Task to carry out
An exact copy of the records below is needed, with every picture left out.

Excerpts from an interface dataset
- - -

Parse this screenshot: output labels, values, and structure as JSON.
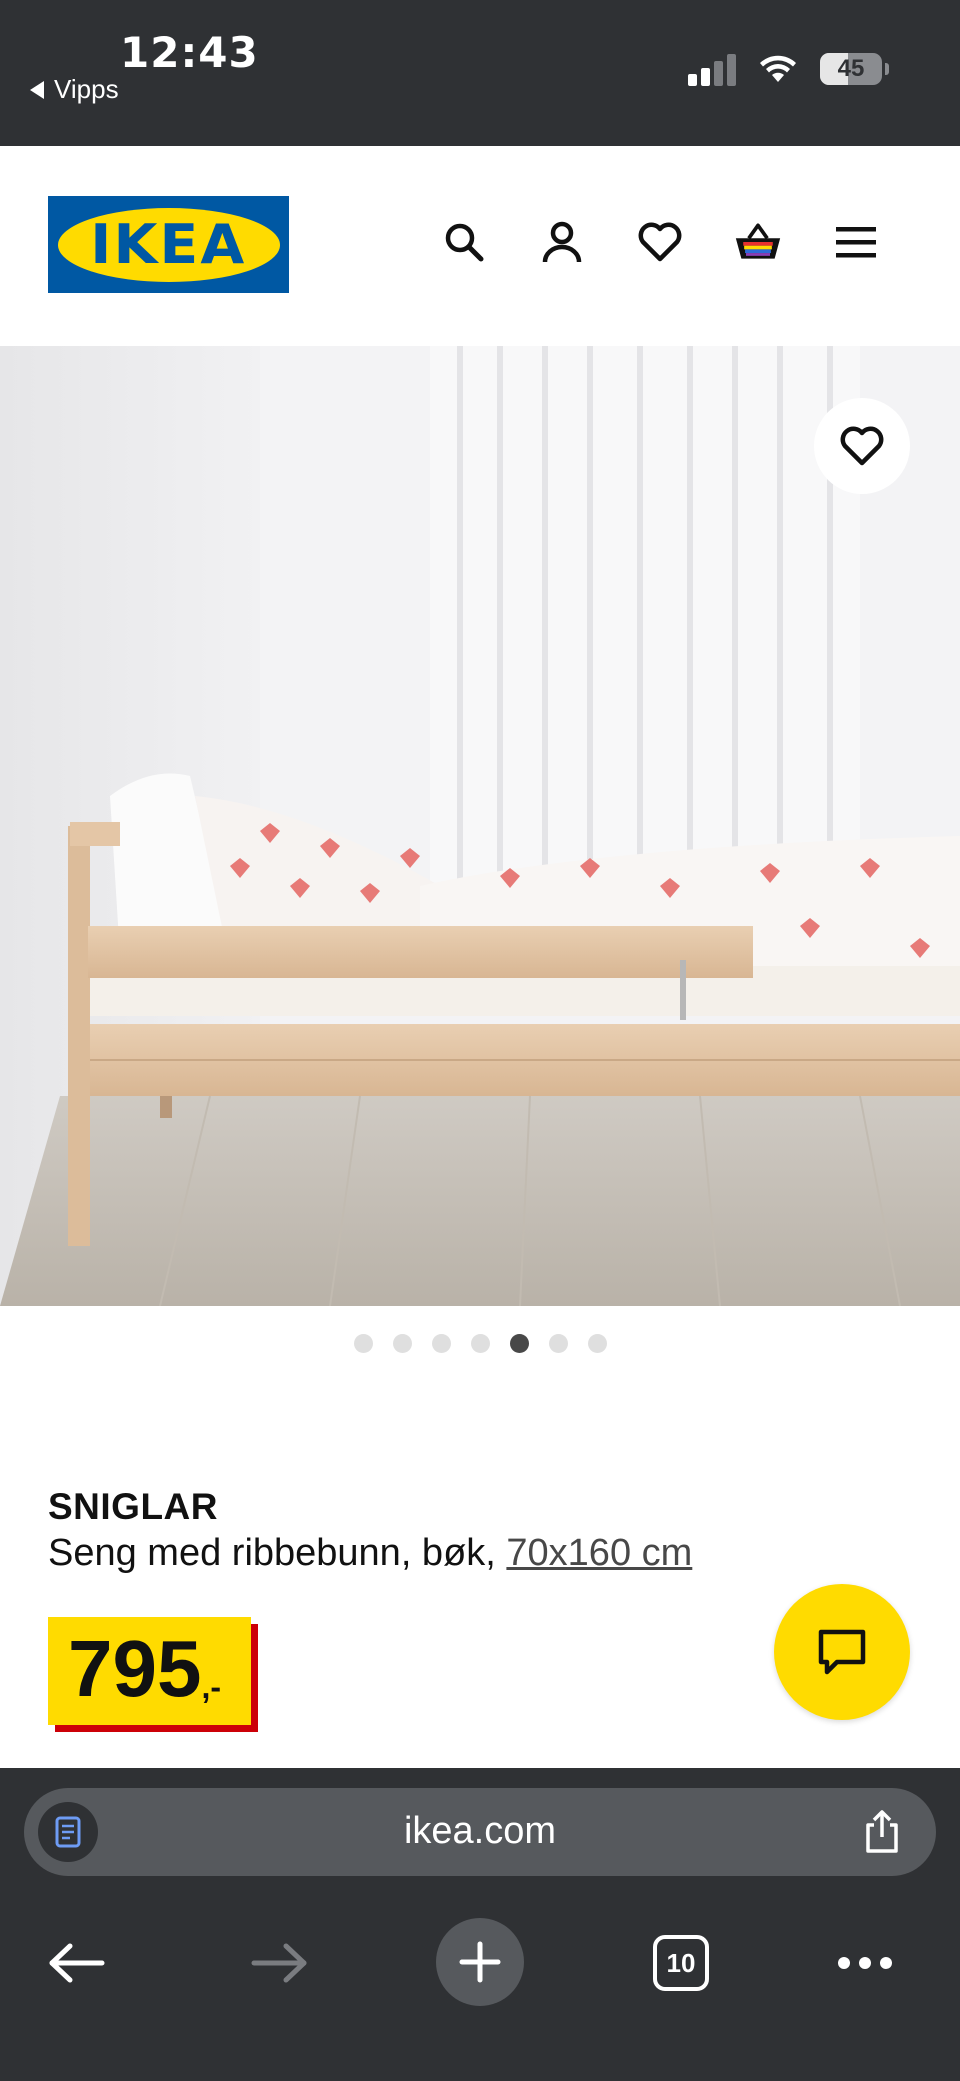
{
  "status_bar": {
    "time": "12:43",
    "back_label": "Vipps",
    "battery": "45"
  },
  "header": {
    "logo_text": "IKEA",
    "icons": [
      "search-icon",
      "account-icon",
      "heart-icon",
      "cart-icon",
      "menu-icon"
    ]
  },
  "gallery": {
    "image_description": "wooden child bed with heart-pattern bedding",
    "dot_count": 7,
    "active_index": 4
  },
  "product": {
    "name": "SNIGLAR",
    "description": "Seng med ribbebunn, bøk, ",
    "size_link": "70x160 cm",
    "price": "795",
    "price_suffix": ",-"
  },
  "browser": {
    "url": "ikea.com",
    "tab_count": "10"
  },
  "colors": {
    "ikea_blue": "#0058a3",
    "ikea_yellow": "#ffdb00",
    "price_shadow": "#cc0008",
    "browser_chrome": "#2f3134"
  }
}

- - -

Task solution
Parse this screenshot: output labels, values, and structure as JSON.
{
  "status_bar": {
    "time": "12:43",
    "back_label": "Vipps",
    "battery": "45"
  },
  "header": {
    "logo_text": "IKEA",
    "icons": [
      "search-icon",
      "account-icon",
      "heart-icon",
      "cart-icon",
      "menu-icon"
    ]
  },
  "gallery": {
    "image_description": "wooden child bed with heart-pattern bedding",
    "dot_count": 7,
    "active_index": 4
  },
  "product": {
    "name": "SNIGLAR",
    "description": "Seng med ribbebunn, bøk, ",
    "size_link": "70x160 cm",
    "price": "795",
    "price_suffix": ",-"
  },
  "browser": {
    "url": "ikea.com",
    "tab_count": "10"
  },
  "colors": {
    "ikea_blue": "#0058a3",
    "ikea_yellow": "#ffdb00",
    "price_shadow": "#cc0008",
    "browser_chrome": "#2f3134"
  }
}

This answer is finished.